109 Min | Comedy – Drama | December 1982
IMDB Rating: 7.8
Director: Martin Scorsese
Starring: Robert De Niro, Jerry Lewis, Diahnne Abbott
The King of Comedy Review: Though ‘The King of Comedy’ stands on its own two feet, it bares a striking resemblance to ‘Taxi Driver’. Aside from the blatant Scorsese-De Niro connection, both films center on similar characters, though that is not to say they’re identical. Whereas Travis Bickle’s persona was built around loneliness, Rupert Pupkin’s was built around obsession. However in The King of Comedy, each character has an inherent violence that bubbles underneath the surface. In ‘Taxi Driver’, Travis Bickle gives into the pressures mounting within and kills three people at the film’s end. With ‘The King of Comedy’, however, Rupert Pupkin’s violence never really erupts. Acts that seems like they might be frightening and violent turn out to be rather comical and pathetic.

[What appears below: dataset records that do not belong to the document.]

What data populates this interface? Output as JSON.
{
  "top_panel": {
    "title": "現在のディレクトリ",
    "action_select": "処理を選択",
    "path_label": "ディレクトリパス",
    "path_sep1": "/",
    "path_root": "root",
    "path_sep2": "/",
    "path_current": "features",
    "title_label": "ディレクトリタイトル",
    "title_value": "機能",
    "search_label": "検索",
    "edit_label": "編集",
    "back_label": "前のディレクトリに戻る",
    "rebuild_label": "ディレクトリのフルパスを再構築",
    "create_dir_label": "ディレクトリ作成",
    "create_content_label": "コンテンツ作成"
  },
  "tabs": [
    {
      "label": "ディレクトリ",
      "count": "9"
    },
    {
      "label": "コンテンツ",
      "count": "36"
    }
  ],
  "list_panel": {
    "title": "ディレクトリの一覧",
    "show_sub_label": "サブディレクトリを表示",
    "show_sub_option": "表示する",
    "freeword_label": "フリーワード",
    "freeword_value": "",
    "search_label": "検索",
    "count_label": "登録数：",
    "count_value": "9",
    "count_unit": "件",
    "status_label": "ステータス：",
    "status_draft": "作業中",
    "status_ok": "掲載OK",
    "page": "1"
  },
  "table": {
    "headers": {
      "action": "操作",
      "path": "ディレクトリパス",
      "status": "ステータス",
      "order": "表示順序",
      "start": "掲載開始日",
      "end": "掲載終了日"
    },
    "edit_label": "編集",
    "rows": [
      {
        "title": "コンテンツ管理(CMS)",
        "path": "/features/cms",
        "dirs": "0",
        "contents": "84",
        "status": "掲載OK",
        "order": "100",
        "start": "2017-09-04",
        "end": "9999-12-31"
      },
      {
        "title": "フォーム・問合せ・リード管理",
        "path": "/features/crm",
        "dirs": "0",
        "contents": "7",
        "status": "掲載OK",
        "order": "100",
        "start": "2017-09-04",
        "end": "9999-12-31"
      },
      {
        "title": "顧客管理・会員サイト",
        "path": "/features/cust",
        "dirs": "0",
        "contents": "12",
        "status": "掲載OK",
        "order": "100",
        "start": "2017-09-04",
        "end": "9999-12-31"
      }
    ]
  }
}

Toward the end of The King of Comedy, when Rupert makes it on TV, his jokes aren’t that funny, but that’s not the point. The audience laughs. It has been trained to laugh. That’s what audience’s are supposed to do when a comedian comes on. Plus, if he’s on TV, he must be good. Everyone at the bar, watching his performance, was not so much amused by the material as by the fact that Rupert made it on TV. He was a celebrity. The film closes much like ‘Taxi Driver’. In these two films, both characters went to prison, only served part of their sentences, and received vindication upon their release. With Travis, he was once again paired with the woman he had obsessed over earlier. And, as for Rupert, he became a pop culture icon. Probably with his own obsessed following.

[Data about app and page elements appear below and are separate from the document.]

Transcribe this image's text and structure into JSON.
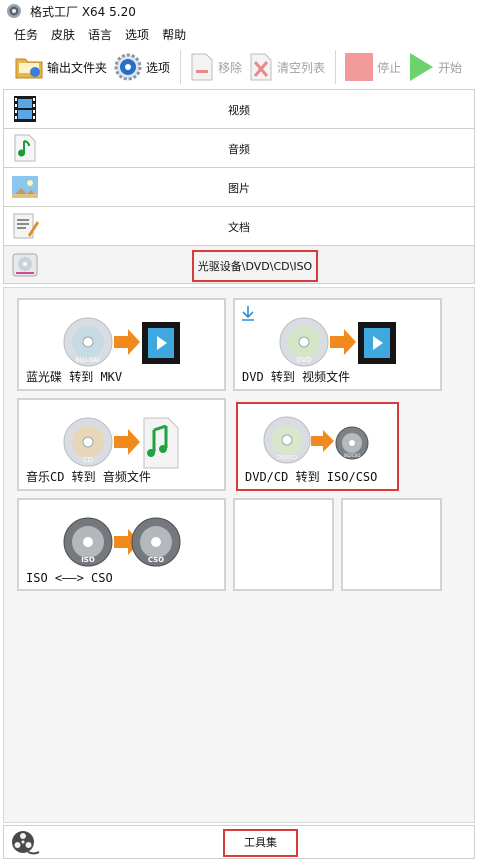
{
  "window": {
    "title": "格式工厂 X64 5.20"
  },
  "menu": [
    "任务",
    "皮肤",
    "语言",
    "选项",
    "帮助"
  ],
  "toolbar": {
    "output_folder": "输出文件夹",
    "options": "选项",
    "remove": "移除",
    "clear_list": "清空列表",
    "stop": "停止",
    "start": "开始"
  },
  "categories": [
    {
      "label": "视频",
      "icon": "film-icon"
    },
    {
      "label": "音频",
      "icon": "music-note-icon"
    },
    {
      "label": "图片",
      "icon": "picture-icon"
    },
    {
      "label": "文档",
      "icon": "document-icon"
    },
    {
      "label": "光驱设备\\DVD\\CD\\ISO",
      "icon": "disc-drive-icon"
    }
  ],
  "tools": [
    {
      "label": "蓝光碟 转到 MKV",
      "disc_text": "BLU-RAY"
    },
    {
      "label": "DVD 转到 视频文件",
      "disc_text": "DVD"
    },
    {
      "label": "音乐CD 转到 音频文件",
      "disc_text": "CD"
    },
    {
      "label": "DVD/CD 转到 ISO/CSO",
      "disc_text": "DVD/CD",
      "disc_text2": "ISO/CSO"
    },
    {
      "label": "ISO <——> CSO",
      "disc_text": "ISO",
      "disc_text2": "CSO"
    }
  ],
  "bottom": {
    "label": "工具集",
    "icon": "film-reel-icon"
  },
  "colors": {
    "highlight": "#d93a3a",
    "arrow": "#f08a1c",
    "start_green": "#6cd36c",
    "stop_red": "#f29a9a"
  }
}
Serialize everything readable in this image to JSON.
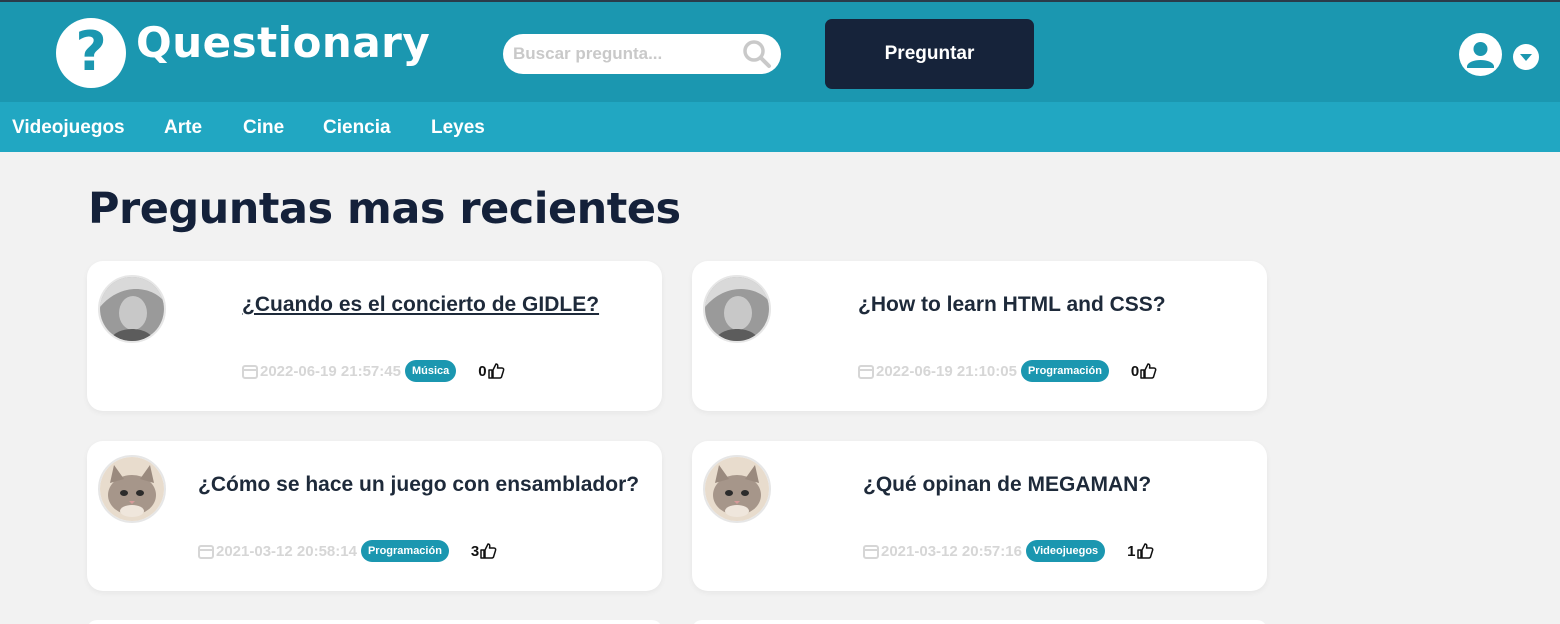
{
  "header": {
    "brand": "Questionary",
    "logo_glyph": "?",
    "search_placeholder": "Buscar pregunta...",
    "ask_button": "Preguntar",
    "colors": {
      "header_bg": "#1b97b0",
      "nav_bg": "#21a7c2",
      "button_bg": "#16233a"
    }
  },
  "categories": [
    "Videojuegos",
    "Arte",
    "Cine",
    "Ciencia",
    "Leyes"
  ],
  "main": {
    "title": "Preguntas mas recientes"
  },
  "questions": [
    {
      "title": "¿Cuando es el concierto de GIDLE?",
      "date": "2022-06-19 21:57:45",
      "tag": "Música",
      "likes": "0",
      "avatar": "girl-avatar"
    },
    {
      "title": "¿How to learn HTML and CSS?",
      "date": "2022-06-19 21:10:05",
      "tag": "Programación",
      "likes": "0",
      "avatar": "girl-avatar"
    },
    {
      "title": "¿Cómo se hace un juego con ensamblador?",
      "date": "2021-03-12 20:58:14",
      "tag": "Programación",
      "likes": "3",
      "avatar": "cat-avatar"
    },
    {
      "title": "¿Qué opinan de MEGAMAN?",
      "date": "2021-03-12 20:57:16",
      "tag": "Videojuegos",
      "likes": "1",
      "avatar": "cat-avatar"
    }
  ]
}
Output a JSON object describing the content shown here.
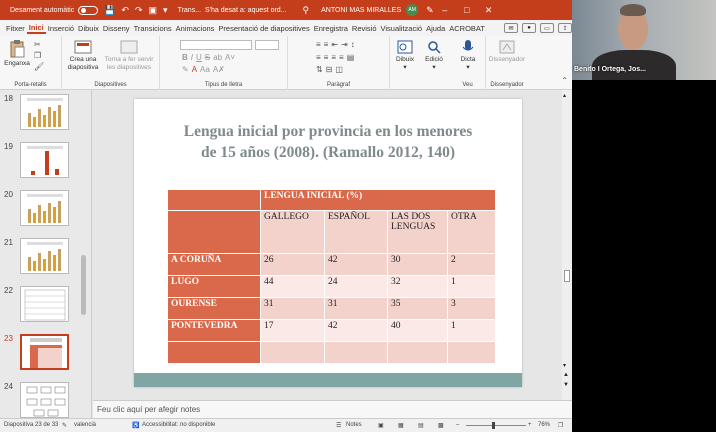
{
  "titlebar": {
    "autosave_label": "Desament automàtic",
    "doc_name": "Trans...",
    "save_status": "S'ha desat a: aquest ord...",
    "user_name": "ANTONI MAS MIRALLES",
    "user_initials": "AM"
  },
  "tabs": [
    "Fitxer",
    "Inici",
    "Inserció",
    "Dibuix",
    "Disseny",
    "Transicions",
    "Animacions",
    "Presentació de diapositives",
    "Enregistra",
    "Revisió",
    "Visualització",
    "Ajuda",
    "ACROBAT"
  ],
  "active_tab": "Inici",
  "ribbon": {
    "clipboard": {
      "paste_label": "Enganxa",
      "group_label": "Porta-retalls"
    },
    "slides": {
      "new_slide_label": "Crea una diapositiva",
      "reset_label": "Torna a fer servir les diapositives",
      "group_label": "Diapositives"
    },
    "font": {
      "group_label": "Tipus de lletra"
    },
    "paragraph": {
      "group_label": "Paràgraf"
    },
    "drawing": {
      "label": "Dibuix"
    },
    "editing": {
      "label": "Edició"
    },
    "dictate": {
      "label": "Dicta"
    },
    "designer": {
      "label": "Dissenyador"
    },
    "voice_group_label": "Veu",
    "designer_group_label": "Dissenyador"
  },
  "thumbnails": [
    {
      "num": "18",
      "kind": "bars"
    },
    {
      "num": "19",
      "kind": "bar-single"
    },
    {
      "num": "20",
      "kind": "bars"
    },
    {
      "num": "21",
      "kind": "bars"
    },
    {
      "num": "22",
      "kind": "table"
    },
    {
      "num": "23",
      "kind": "table-red",
      "selected": true
    },
    {
      "num": "24",
      "kind": "diagram"
    }
  ],
  "slide": {
    "title_line1": "Lengua inicial por provincia en los menores",
    "title_line2": "de 15 años (2008). (Ramallo 2012, 140)",
    "table": {
      "header": "LENGUA INICIAL (%)",
      "columns": [
        "GALLEGO",
        "ESPAÑOL",
        "LAS DOS LENGUAS",
        "OTRA"
      ],
      "rows": [
        {
          "province": "A CORUÑA",
          "values": [
            "26",
            "42",
            "30",
            "2"
          ]
        },
        {
          "province": "LUGO",
          "values": [
            "44",
            "24",
            "32",
            "1"
          ]
        },
        {
          "province": "OURENSE",
          "values": [
            "31",
            "31",
            "35",
            "3"
          ]
        },
        {
          "province": "PONTEVEDRA",
          "values": [
            "17",
            "42",
            "40",
            "1"
          ]
        }
      ]
    }
  },
  "notes_placeholder": "Feu clic aquí per afegir notes",
  "statusbar": {
    "slide_info": "Diapositiva 23 de 33",
    "language": "valencià",
    "accessibility": "Accessibilitat: no disponible",
    "notes_label": "Notes",
    "zoom": "76%"
  },
  "webcam": {
    "name": "Benito I Ortega, Jos..."
  },
  "colors": {
    "accent": "#c43e1c",
    "table_header": "#d9694a",
    "table_light": "#f3d2cc",
    "footer_band": "#7fa5a5"
  }
}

‘The King of Comedy’ is one of Scorsese’s best, despite its initial failure. It’s truly a dark comedy with 90% of the emphasis on the word “dark.” De Niro gives a great performance. Coming off the success of his brutish role in ‘Raging Bull’, he is able to deftly switch over to a comical role, the type of guy that his character in ‘Raging Bull’ would have beat up. And Sandra Bernhard. Performing her role as an obsessive compulsive, manic depressive so well that she probably had doctors all over the country writing her prescriptions based on her performance.